U.S. Classification435/7.92, 436/822, 435/963, 435/975, 435/966, 435/971, 436/804, 435/7.91, 436/823, 436/531, 436/528, 436/518, 435/967, 436/529, 435/4
International ClassificationG01N33/543
Cooperative ClassificationY10S436/823, Y10S435/963, Y10S435/966, Y10S436/822, Y10S436/804, Y10S435/967, Y10S435/975, Y10S435/971, G01N33/543
European ClassificationG01N33/543
Legal Events
DateCodeEventDescription
May 20, 1997FPExpired due to failure to pay maintenance fee
Effective date: 19970312
Mar 9, 1997LAPSLapse for failure to pay maintenance fees
Oct 15, 1996REMIMaintenance fee reminder mailed
Aug 21, 1992FPAYFee payment
Year of fee payment: 8
Sep 9, 1988FPAYFee payment
Year of fee payment: 4
Apr 5, 1982ASAssignment
Owner name: AALTO SCIENTIFIC, LTD., 772 NORTH TWIN OAKS VALLEY

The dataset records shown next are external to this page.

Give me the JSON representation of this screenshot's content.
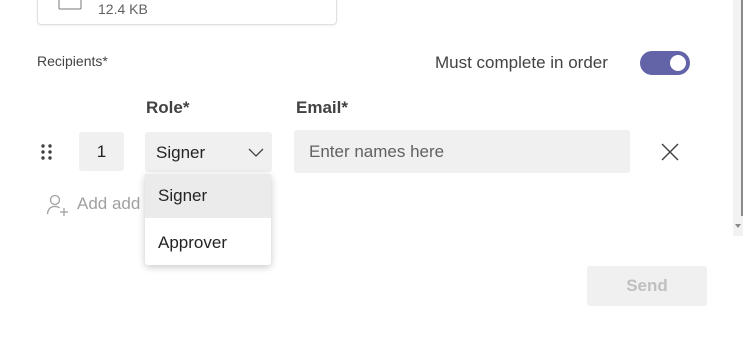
{
  "attachment": {
    "size": "12.4 KB",
    "icon": "word-document-icon"
  },
  "recipients": {
    "label": "Recipients*",
    "order_label": "Must complete in order",
    "order_toggle_on": true,
    "role_header": "Role*",
    "email_header": "Email*",
    "rows": [
      {
        "order": "1",
        "role": "Signer",
        "email_placeholder": "Enter names here"
      }
    ],
    "add_label": "Add add"
  },
  "role_dropdown": {
    "options": [
      "Signer",
      "Approver"
    ],
    "highlighted": "Signer"
  },
  "actions": {
    "send_label": "Send",
    "send_enabled": false
  },
  "colors": {
    "accent": "#6264a7",
    "field_bg": "#f0f0f0",
    "disabled_text": "#c0c0c0"
  }
}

Free format text: ASSIGNMENT OF ASSIGNORS INTEREST.;ASSIGNOR:REYNOLDS, ROBERT A.;REEL/FRAME:003987/0347
Effective date: 19820323
Owner name: AALTO SCIENTIFIC, LTD., CALIFORNIA
Free format text: ASSIGNMENT OF ASSIGNORS INTEREST;ASSIGNOR:REYNOLDS, ROBERT A.;REEL/FRAME:003987/0347